Travel Insurance Most Common Source of Coronavirus Complaints
Consumers have lodged 3,500 complaints related to coronavirus with the Financial Ombudsman Service (FOS) this year, nearly a quarter (23%) of them about travel insurance.
As countries sealed their borders, lockdowns grounded flights and shuttered resorts and the Foreign and Commonwealth Office (FCO) advised Britons against all but essential travel, holiday plans were thrown into disarray. Many would-be travellers found themselves unable to claim reimbursement from their insurers, which cited ‘known event’ clauses and FCO advice to cancel policies and reject claims.
The Financial Ombudsman Service said the claims were largely about the way insurers handled claims for cancelled trips.
Around a fifth of complaints were about business interruption insurance, with many small and medium-sized enterprises saying their claims for coronavirus closures had been denied. The service has received more claims from small businesses this year so far than it received in the entirety of 2019.
SMEs including restaurants and pubs contend that they should be reimbursed for income lost when they were required to close their doors during the lockdown. Insurers argued that forced closures aren’t covered by business interruption policies and have rejected millions of pounds of claims.
The Financial Conduct Authority (FCA) has brought a test case to the High Court, seeking clarity about whether 17 different policies from eight insurers should compensate closed businesses. The decision of the High Court, expected in September, could have huge ramifications. More than 350,000 businesses, most of them small, have insurance policies with similar wording. If the High Court decides in their favour, insurers could be compelled to pay out on claims worth billions of pounds.
The FOS also saw an increase in complaints about wedding insurance policies, with many couples unhappy about the way insurers handled their claims for cancelled or postponed weddings.
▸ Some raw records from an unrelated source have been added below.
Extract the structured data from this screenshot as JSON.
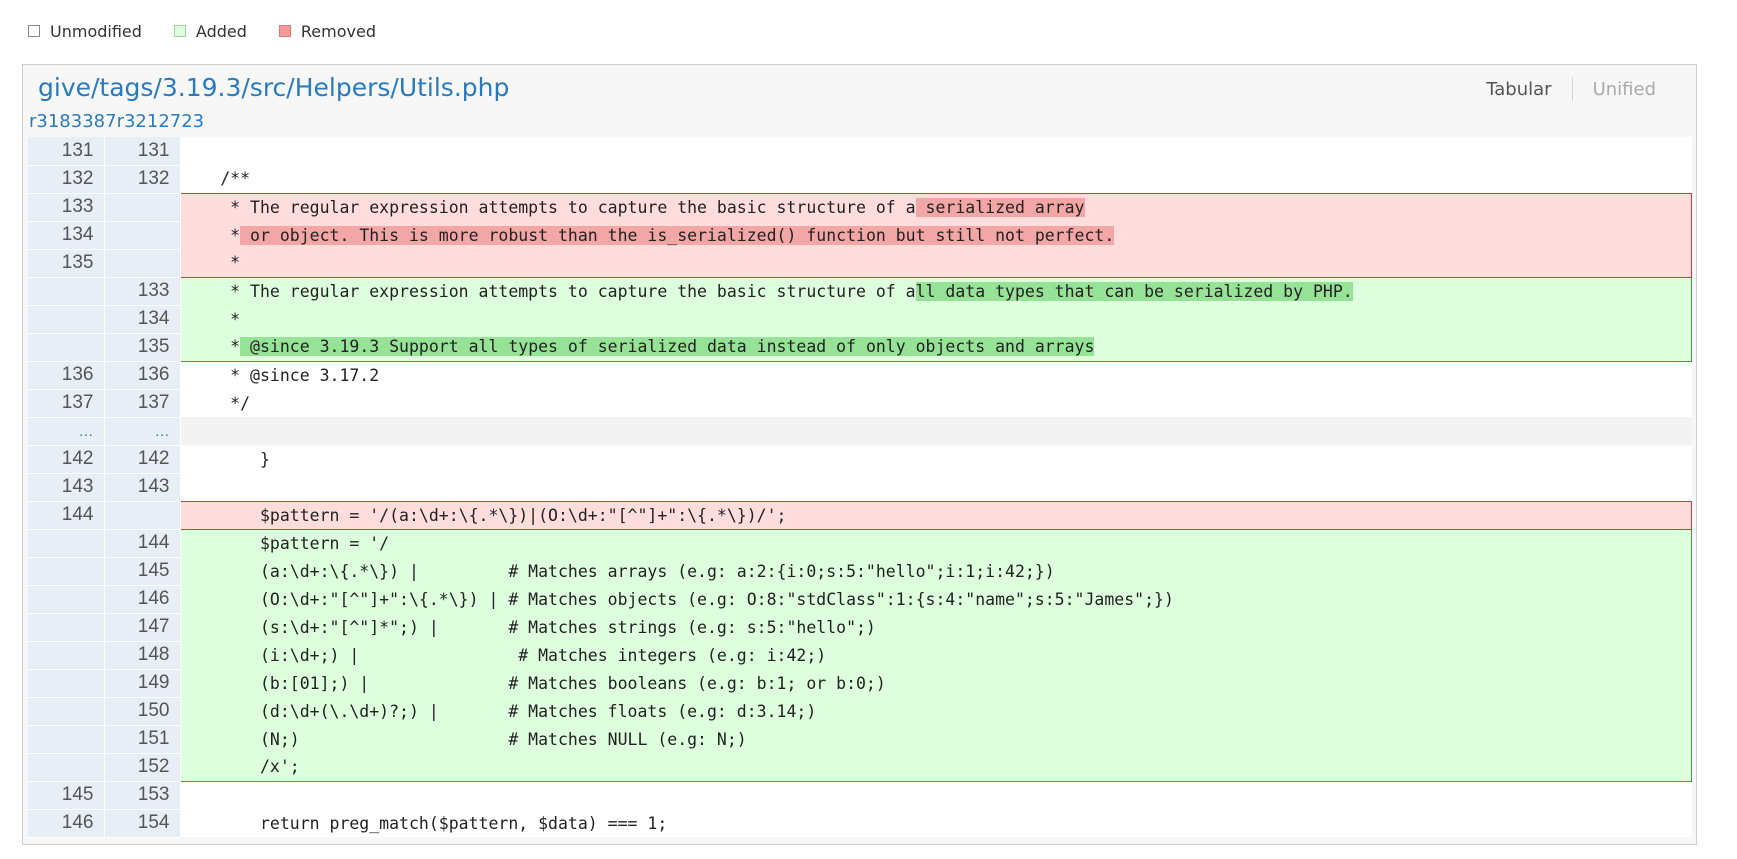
{
  "legend": {
    "unmodified": "Unmodified",
    "added": "Added",
    "removed": "Removed"
  },
  "file": {
    "path": "give/tags/3.19.3/src/Helpers/Utils.php",
    "revisions": "r3183387r3212723"
  },
  "view": {
    "tabular": "Tabular",
    "unified": "Unified"
  },
  "colors": {
    "link": "#2a7bbd",
    "added_bg": "#ddffdd",
    "added_border": "#39a839",
    "removed_bg": "#ffdddd",
    "removed_border": "#d83a3a"
  },
  "rows": [
    {
      "old": "131",
      "new": "131",
      "type": "ctx",
      "code": ""
    },
    {
      "old": "132",
      "new": "132",
      "type": "ctx",
      "code": "    /**"
    },
    {
      "old": "133",
      "new": "",
      "type": "rem",
      "pre": "     * The regular expression attempts to capture the basic structure of a",
      "hl": " serialized array",
      "post": ""
    },
    {
      "old": "134",
      "new": "",
      "type": "rem",
      "pre": "     *",
      "hl": " or object. This is more robust than the is_serialized() function but still not perfect.",
      "post": ""
    },
    {
      "old": "135",
      "new": "",
      "type": "rem",
      "pre": "     *",
      "hl": "",
      "post": ""
    },
    {
      "old": "",
      "new": "133",
      "type": "add",
      "pre": "     * The regular expression attempts to capture the basic structure of a",
      "hl": "ll data types that can be serialized by PHP.",
      "post": ""
    },
    {
      "old": "",
      "new": "134",
      "type": "add",
      "pre": "     *",
      "hl": "",
      "post": ""
    },
    {
      "old": "",
      "new": "135",
      "type": "add",
      "pre": "     *",
      "hl": " @since 3.19.3 Support all types of serialized data instead of only objects and arrays",
      "post": ""
    },
    {
      "old": "136",
      "new": "136",
      "type": "ctx",
      "code": "     * @since 3.17.2"
    },
    {
      "old": "137",
      "new": "137",
      "type": "ctx",
      "code": "     */"
    },
    {
      "old": "…",
      "new": "…",
      "type": "skip",
      "code": ""
    },
    {
      "old": "142",
      "new": "142",
      "type": "ctx",
      "code": "        }"
    },
    {
      "old": "143",
      "new": "143",
      "type": "ctx",
      "code": ""
    },
    {
      "old": "144",
      "new": "",
      "type": "rem",
      "pre": "        $pattern = '/(a:\\d+:\\{.*\\})|(O:\\d+:\"[^\"]+\":\\{.*\\})/';",
      "hl": "",
      "post": ""
    },
    {
      "old": "",
      "new": "144",
      "type": "add",
      "pre": "        $pattern = '/",
      "hl": "",
      "post": ""
    },
    {
      "old": "",
      "new": "145",
      "type": "add",
      "pre": "        (a:\\d+:\\{.*\\}) |         # Matches arrays (e.g: a:2:{i:0;s:5:\"hello\";i:1;i:42;})",
      "hl": "",
      "post": ""
    },
    {
      "old": "",
      "new": "146",
      "type": "add",
      "pre": "        (O:\\d+:\"[^\"]+\":\\{.*\\}) | # Matches objects (e.g: O:8:\"stdClass\":1:{s:4:\"name\";s:5:\"James\";})",
      "hl": "",
      "post": ""
    },
    {
      "old": "",
      "new": "147",
      "type": "add",
      "pre": "        (s:\\d+:\"[^\"]*\";) |       # Matches strings (e.g: s:5:\"hello\";)",
      "hl": "",
      "post": ""
    },
    {
      "old": "",
      "new": "148",
      "type": "add",
      "pre": "        (i:\\d+;) |                # Matches integers (e.g: i:42;)",
      "hl": "",
      "post": ""
    },
    {
      "old": "",
      "new": "149",
      "type": "add",
      "pre": "        (b:[01];) |              # Matches booleans (e.g: b:1; or b:0;)",
      "hl": "",
      "post": ""
    },
    {
      "old": "",
      "new": "150",
      "type": "add",
      "pre": "        (d:\\d+(\\.\\d+)?;) |       # Matches floats (e.g: d:3.14;)",
      "hl": "",
      "post": ""
    },
    {
      "old": "",
      "new": "151",
      "type": "add",
      "pre": "        (N;)                     # Matches NULL (e.g: N;)",
      "hl": "",
      "post": ""
    },
    {
      "old": "",
      "new": "152",
      "type": "add",
      "pre": "        /x';",
      "hl": "",
      "post": ""
    },
    {
      "old": "145",
      "new": "153",
      "type": "ctx",
      "code": ""
    },
    {
      "old": "146",
      "new": "154",
      "type": "ctx",
      "code": "        return preg_match($pattern, $data) === 1;"
    }
  ]
}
There was also an uptick in complaints about Section 75 claims. The law, from the Consumer Credit Act 1974, requires credit card providers to protect purchases over £100 and many have filed claims under the provision, seeking refunds for cancelled holidays, sporting matches and concerts.
Consumers also contacted the FOS over delays to financial processes like pension transfers, mortgage applications and insurance claims and about the closure of bank branches, which meant some struggled to access financial services.
The FOS expects insurance-related complaints to decrease and those about financial services to increase, as payment holidays for mortgages, credit cards and loans end and more people face financial hardship.
FOS chief ombudsman and chief executive Caroline Wayman said: “Covid-19 has had a huge impact on virtually all elements of our lives, including our finances. Since measures to control the virus in the UK were put in place, we've been hearing from people who aren't happy with how their financial provider has treated them.
“We also know that financial businesses themselves have been impacted in their ability to process claims and complaints, and we've seen that many have adapted well. However, some financial businesses must continue to do more to ensure that are treating their customers fairly.”
The Financial Ombudsman Service is an independent body which arbitrates disputes between financial firms and their customers about a range of products, including insurance policies, bank accounts and credit cards.